(Records from a collection)
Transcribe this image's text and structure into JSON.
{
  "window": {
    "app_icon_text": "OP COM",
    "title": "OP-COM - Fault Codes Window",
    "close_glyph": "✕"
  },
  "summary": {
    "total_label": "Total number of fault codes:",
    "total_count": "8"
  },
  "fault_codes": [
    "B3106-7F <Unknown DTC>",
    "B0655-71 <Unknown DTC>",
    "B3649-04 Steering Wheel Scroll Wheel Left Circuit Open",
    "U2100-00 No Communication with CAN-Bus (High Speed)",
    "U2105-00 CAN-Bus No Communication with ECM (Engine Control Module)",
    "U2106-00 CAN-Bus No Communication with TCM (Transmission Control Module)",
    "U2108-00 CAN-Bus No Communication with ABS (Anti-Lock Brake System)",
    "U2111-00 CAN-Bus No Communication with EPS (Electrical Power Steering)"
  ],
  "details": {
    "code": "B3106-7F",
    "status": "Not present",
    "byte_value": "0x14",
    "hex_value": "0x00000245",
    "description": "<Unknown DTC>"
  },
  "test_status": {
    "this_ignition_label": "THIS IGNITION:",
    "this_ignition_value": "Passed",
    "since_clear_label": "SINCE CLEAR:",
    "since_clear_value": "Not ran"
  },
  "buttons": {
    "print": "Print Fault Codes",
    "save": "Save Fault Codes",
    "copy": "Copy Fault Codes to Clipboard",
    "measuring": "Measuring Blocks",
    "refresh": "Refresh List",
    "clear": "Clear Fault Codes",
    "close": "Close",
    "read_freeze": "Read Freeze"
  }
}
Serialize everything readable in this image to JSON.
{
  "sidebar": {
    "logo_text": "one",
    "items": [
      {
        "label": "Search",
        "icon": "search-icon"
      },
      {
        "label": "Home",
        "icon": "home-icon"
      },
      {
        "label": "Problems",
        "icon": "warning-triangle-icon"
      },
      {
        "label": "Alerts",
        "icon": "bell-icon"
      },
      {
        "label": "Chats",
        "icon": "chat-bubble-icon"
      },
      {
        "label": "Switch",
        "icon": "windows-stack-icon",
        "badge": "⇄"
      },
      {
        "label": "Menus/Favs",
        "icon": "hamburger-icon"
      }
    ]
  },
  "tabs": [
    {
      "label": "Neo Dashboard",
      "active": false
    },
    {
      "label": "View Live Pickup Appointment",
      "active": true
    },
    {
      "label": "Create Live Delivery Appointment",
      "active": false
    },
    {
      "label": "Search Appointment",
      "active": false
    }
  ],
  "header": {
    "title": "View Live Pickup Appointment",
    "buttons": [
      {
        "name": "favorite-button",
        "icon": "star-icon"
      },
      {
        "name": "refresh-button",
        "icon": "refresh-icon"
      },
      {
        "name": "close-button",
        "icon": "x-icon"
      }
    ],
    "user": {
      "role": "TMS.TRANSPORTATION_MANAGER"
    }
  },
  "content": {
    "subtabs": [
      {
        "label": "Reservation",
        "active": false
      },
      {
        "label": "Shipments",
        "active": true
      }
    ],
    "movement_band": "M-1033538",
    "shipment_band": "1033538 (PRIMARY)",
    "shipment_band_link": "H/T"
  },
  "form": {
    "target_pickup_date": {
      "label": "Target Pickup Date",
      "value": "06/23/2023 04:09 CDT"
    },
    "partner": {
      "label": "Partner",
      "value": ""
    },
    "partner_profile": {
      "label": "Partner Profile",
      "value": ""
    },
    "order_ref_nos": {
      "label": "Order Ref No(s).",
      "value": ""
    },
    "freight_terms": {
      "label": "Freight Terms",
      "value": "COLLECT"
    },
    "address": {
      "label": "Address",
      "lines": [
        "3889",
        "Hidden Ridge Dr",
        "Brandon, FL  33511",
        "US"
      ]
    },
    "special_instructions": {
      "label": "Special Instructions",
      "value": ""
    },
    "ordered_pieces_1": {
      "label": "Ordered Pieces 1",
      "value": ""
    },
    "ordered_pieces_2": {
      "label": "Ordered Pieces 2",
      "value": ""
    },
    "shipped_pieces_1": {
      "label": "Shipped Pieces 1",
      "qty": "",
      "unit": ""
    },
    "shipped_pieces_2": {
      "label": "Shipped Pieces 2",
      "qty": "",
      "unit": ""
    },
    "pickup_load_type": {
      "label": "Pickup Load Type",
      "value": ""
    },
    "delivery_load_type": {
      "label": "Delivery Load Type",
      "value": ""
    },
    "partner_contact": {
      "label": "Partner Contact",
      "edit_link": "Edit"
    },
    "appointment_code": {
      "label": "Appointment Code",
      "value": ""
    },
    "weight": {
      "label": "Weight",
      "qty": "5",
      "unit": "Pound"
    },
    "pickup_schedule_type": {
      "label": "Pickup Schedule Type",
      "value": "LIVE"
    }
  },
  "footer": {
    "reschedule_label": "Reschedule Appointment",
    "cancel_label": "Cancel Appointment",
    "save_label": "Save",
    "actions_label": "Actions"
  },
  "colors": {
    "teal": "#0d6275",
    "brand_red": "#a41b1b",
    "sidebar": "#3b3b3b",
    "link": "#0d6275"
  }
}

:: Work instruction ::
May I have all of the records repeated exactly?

:: Result of this exercise ::
Transcribe this image's text and structure into JSON.
{
  "window": {
    "app_icon_text": "OP COM",
    "title": "OP-COM - Fault Codes Window",
    "close_glyph": "✕"
  },
  "summary": {
    "total_label": "Total number of fault codes:",
    "total_count": "8"
  },
  "fault_codes": [
    "B3106-7F <Unknown DTC>",
    "B0655-71 <Unknown DTC>",
    "B3649-04 Steering Wheel Scroll Wheel Left Circuit Open",
    "U2100-00 No Communication with CAN-Bus (High Speed)",
    "U2105-00 CAN-Bus No Communication with ECM (Engine Control Module)",
    "U2106-00 CAN-Bus No Communication with TCM (Transmission Control Module)",
    "U2108-00 CAN-Bus No Communication with ABS (Anti-Lock Brake System)",
    "U2111-00 CAN-Bus No Communication with EPS (Electrical Power Steering)"
  ],
  "details": {
    "code": "B3106-7F",
    "status": "Not present",
    "byte_value": "0x14",
    "hex_value": "0x00000245",
    "description": "<Unknown DTC>"
  },
  "test_status": {
    "this_ignition_label": "THIS IGNITION:",
    "this_ignition_value": "Passed",
    "since_clear_label": "SINCE CLEAR:",
    "since_clear_value": "Not ran"
  },
  "buttons": {
    "print": "Print Fault Codes",
    "save": "Save Fault Codes",
    "copy": "Copy Fault Codes to Clipboard",
    "measuring": "Measuring Blocks",
    "refresh": "Refresh List",
    "clear": "Clear Fault Codes",
    "close": "Close",
    "read_freeze": "Read Freeze"
  }
}
Serialize everything readable in this image to JSON.
{
  "sidebar": {
    "logo_text": "one",
    "items": [
      {
        "label": "Search",
        "icon": "search-icon"
      },
      {
        "label": "Home",
        "icon": "home-icon"
      },
      {
        "label": "Problems",
        "icon": "warning-triangle-icon"
      },
      {
        "label": "Alerts",
        "icon": "bell-icon"
      },
      {
        "label": "Chats",
        "icon": "chat-bubble-icon"
      },
      {
        "label": "Switch",
        "icon": "windows-stack-icon",
        "badge": "⇄"
      },
      {
        "label": "Menus/Favs",
        "icon": "hamburger-icon"
      }
    ]
  },
  "tabs": [
    {
      "label": "Neo Dashboard",
      "active": false
    },
    {
      "label": "View Live Pickup Appointment",
      "active": true
    },
    {
      "label": "Create Live Delivery Appointment",
      "active": false
    },
    {
      "label": "Search Appointment",
      "active": false
    }
  ],
  "header": {
    "title": "View Live Pickup Appointment",
    "buttons": [
      {
        "name": "favorite-button",
        "icon": "star-icon"
      },
      {
        "name": "refresh-button",
        "icon": "refresh-icon"
      },
      {
        "name": "close-button",
        "icon": "x-icon"
      }
    ],
    "user": {
      "role": "TMS.TRANSPORTATION_MANAGER"
    }
  },
  "content": {
    "subtabs": [
      {
        "label": "Reservation",
        "active": false
      },
      {
        "label": "Shipments",
        "active": true
      }
    ],
    "movement_band": "M-1033538",
    "shipment_band": "1033538 (PRIMARY)",
    "shipment_band_link": "H/T"
  },
  "form": {
    "target_pickup_date": {
      "label": "Target Pickup Date",
      "value": "06/23/2023 04:09 CDT"
    },
    "partner": {
      "label": "Partner",
      "value": ""
    },
    "partner_profile": {
      "label": "Partner Profile",
      "value": ""
    },
    "order_ref_nos": {
      "label": "Order Ref No(s).",
      "value": ""
    },
    "freight_terms": {
      "label": "Freight Terms",
      "value": "COLLECT"
    },
    "address": {
      "label": "Address",
      "lines": [
        "3889",
        "Hidden Ridge Dr",
        "Brandon, FL  33511",
        "US"
      ]
    },
    "special_instructions": {
      "label": "Special Instructions",
      "value": ""
    },
    "ordered_pieces_1": {
      "label": "Ordered Pieces 1",
      "value": ""
    },
    "ordered_pieces_2": {
      "label": "Ordered Pieces 2",
      "value": ""
    },
    "shipped_pieces_1": {
      "label": "Shipped Pieces 1",
      "qty": "",
      "unit": ""
    },
    "shipped_pieces_2": {
      "label": "Shipped Pieces 2",
      "qty": "",
      "unit": ""
    },
    "pickup_load_type": {
      "label": "Pickup Load Type",
      "value": ""
    },
    "delivery_load_type": {
      "label": "Delivery Load Type",
      "value": ""
    },
    "partner_contact": {
      "label": "Partner Contact",
      "edit_link": "Edit"
    },
    "appointment_code": {
      "label": "Appointment Code",
      "value": ""
    },
    "weight": {
      "label": "Weight",
      "qty": "5",
      "unit": "Pound"
    },
    "pickup_schedule_type": {
      "label": "Pickup Schedule Type",
      "value": "LIVE"
    }
  },
  "footer": {
    "reschedule_label": "Reschedule Appointment",
    "cancel_label": "Cancel Appointment",
    "save_label": "Save",
    "actions_label": "Actions"
  },
  "colors": {
    "teal": "#0d6275",
    "brand_red": "#a41b1b",
    "sidebar": "#3b3b3b",
    "link": "#0d6275"
  }
}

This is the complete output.